→ YOUR INSTRUCTIONS: Each line of the data below that carries the word "presets" needs to be copied.

===== RECORDS FOR THE TASK =====

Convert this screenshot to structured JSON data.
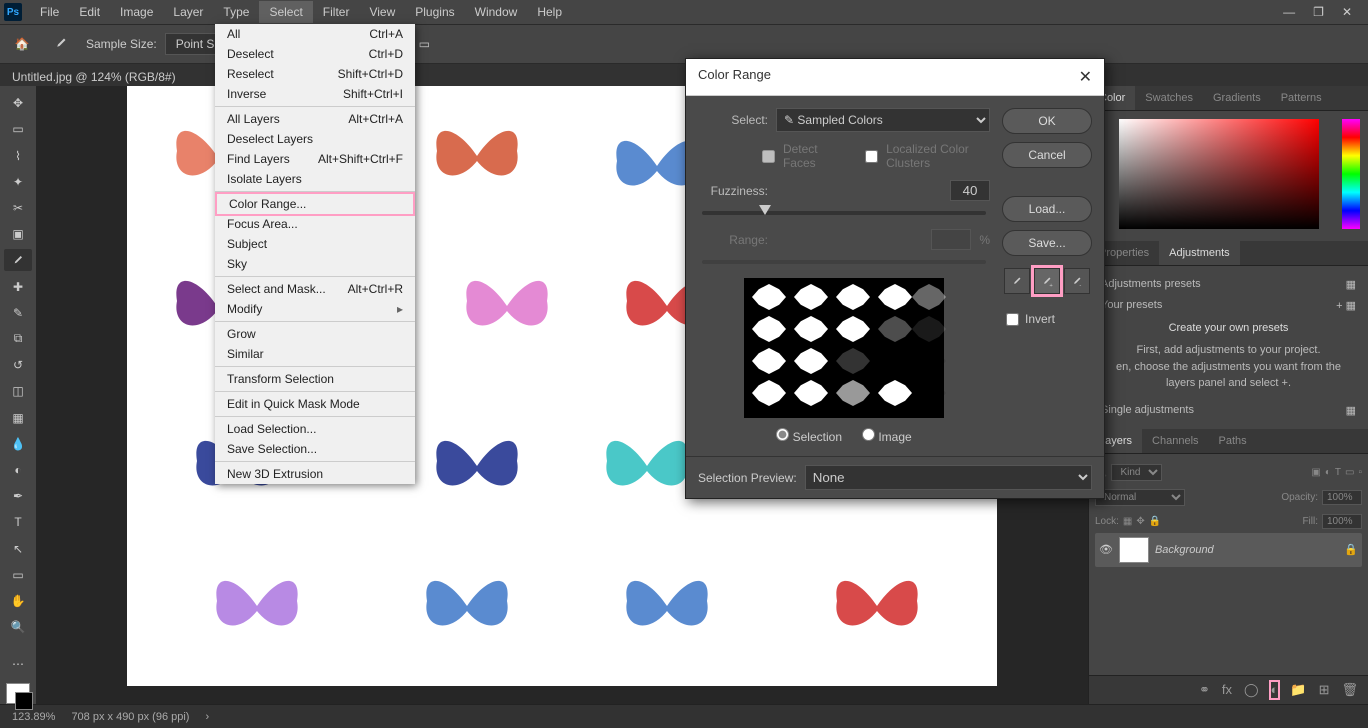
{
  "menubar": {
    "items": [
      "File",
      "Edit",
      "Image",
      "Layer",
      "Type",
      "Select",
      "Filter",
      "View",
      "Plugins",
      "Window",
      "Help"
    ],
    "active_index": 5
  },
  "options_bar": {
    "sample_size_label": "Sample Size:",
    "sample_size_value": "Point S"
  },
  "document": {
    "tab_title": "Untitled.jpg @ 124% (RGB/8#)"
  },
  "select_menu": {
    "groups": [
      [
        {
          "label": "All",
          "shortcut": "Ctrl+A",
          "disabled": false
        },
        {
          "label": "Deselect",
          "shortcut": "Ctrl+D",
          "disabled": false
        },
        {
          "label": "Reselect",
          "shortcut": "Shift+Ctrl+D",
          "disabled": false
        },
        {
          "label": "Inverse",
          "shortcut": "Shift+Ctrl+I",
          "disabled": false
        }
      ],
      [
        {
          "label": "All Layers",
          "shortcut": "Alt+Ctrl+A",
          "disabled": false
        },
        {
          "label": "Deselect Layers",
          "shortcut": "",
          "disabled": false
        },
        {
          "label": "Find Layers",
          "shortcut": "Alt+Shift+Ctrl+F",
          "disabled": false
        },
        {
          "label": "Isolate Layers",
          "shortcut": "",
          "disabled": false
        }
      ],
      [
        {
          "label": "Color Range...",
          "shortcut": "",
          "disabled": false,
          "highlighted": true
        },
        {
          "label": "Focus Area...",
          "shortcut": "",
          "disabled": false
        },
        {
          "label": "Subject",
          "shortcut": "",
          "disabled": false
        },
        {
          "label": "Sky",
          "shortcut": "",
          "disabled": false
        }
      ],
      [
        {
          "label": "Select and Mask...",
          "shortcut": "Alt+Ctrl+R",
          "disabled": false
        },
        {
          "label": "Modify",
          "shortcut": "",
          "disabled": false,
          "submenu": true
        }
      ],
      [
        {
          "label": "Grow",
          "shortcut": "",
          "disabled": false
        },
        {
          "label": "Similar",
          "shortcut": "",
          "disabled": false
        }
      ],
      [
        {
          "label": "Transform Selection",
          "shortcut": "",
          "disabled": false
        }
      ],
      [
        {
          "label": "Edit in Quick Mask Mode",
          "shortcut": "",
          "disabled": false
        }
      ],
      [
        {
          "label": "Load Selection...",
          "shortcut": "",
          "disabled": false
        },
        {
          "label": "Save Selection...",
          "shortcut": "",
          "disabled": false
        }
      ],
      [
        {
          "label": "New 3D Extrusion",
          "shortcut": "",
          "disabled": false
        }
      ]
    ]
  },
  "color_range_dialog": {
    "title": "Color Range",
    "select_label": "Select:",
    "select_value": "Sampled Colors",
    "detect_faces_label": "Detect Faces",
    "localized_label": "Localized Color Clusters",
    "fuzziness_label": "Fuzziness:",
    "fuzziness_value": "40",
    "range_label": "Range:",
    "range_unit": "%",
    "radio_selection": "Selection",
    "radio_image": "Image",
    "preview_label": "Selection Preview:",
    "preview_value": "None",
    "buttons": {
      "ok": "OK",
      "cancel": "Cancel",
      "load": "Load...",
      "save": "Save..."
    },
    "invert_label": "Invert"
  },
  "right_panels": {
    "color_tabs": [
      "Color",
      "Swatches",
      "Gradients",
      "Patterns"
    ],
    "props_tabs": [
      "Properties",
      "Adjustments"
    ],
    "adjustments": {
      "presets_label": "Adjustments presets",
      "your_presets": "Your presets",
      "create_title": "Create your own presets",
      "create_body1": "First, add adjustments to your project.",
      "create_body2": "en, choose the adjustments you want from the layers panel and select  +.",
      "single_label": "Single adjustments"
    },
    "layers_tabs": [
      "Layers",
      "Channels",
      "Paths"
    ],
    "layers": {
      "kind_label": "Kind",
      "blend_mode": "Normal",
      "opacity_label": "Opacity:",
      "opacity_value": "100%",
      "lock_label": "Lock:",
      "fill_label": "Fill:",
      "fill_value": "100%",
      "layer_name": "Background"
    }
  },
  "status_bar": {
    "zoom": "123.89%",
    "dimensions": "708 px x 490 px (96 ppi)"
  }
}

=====
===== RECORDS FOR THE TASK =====

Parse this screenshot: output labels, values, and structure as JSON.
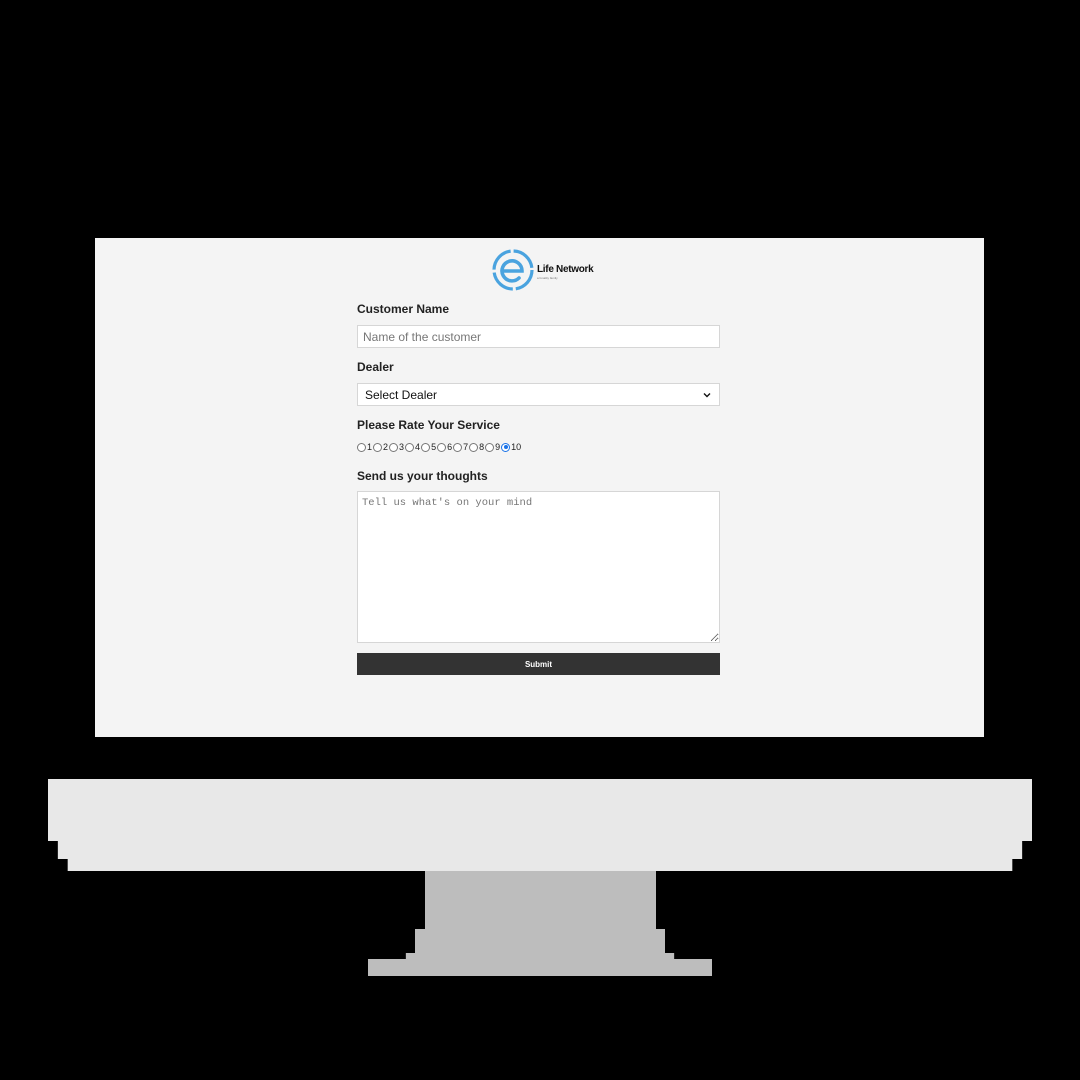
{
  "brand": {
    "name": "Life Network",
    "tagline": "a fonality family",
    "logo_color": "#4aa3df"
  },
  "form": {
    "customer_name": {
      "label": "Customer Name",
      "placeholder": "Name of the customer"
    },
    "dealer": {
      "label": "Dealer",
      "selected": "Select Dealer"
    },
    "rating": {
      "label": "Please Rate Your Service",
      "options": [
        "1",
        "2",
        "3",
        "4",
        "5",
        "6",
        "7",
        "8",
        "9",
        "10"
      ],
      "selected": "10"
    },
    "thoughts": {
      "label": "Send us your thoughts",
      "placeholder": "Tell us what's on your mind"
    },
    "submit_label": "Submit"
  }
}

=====
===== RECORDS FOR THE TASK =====

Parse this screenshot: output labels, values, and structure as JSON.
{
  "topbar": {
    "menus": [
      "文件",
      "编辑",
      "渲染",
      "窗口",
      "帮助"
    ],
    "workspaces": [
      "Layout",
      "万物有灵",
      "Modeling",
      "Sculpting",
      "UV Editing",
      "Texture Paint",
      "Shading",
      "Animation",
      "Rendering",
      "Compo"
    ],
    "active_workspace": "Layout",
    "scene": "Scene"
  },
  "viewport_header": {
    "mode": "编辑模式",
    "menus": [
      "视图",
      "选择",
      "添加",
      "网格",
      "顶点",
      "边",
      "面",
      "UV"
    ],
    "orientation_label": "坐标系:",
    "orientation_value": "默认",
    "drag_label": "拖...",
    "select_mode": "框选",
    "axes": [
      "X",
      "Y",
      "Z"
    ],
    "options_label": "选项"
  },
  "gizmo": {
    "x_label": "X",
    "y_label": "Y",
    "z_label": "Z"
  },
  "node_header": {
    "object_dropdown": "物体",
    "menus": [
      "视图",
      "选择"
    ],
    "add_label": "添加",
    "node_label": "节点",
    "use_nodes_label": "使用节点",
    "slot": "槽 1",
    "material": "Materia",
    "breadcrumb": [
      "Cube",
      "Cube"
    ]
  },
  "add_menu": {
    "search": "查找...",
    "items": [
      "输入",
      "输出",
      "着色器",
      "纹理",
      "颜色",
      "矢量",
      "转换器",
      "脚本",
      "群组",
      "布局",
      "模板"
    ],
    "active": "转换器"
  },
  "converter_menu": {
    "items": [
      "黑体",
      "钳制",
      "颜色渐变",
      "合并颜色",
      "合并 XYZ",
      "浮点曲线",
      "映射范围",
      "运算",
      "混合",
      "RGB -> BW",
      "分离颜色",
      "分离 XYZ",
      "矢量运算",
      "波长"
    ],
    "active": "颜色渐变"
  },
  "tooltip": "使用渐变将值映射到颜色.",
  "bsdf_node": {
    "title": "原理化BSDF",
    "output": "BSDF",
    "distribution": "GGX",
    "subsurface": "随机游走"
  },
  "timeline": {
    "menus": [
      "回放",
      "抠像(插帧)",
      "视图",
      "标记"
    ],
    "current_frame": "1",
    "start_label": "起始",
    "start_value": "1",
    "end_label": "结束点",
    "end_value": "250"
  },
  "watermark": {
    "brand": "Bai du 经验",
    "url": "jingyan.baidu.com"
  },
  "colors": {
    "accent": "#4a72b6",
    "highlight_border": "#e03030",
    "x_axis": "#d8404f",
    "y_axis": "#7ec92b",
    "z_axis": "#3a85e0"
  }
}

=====

→ THE ANSWER:
      "presets_label": "Adjustments presets",
      "your_presets": "Your presets",
      "create_title": "Create your own presets",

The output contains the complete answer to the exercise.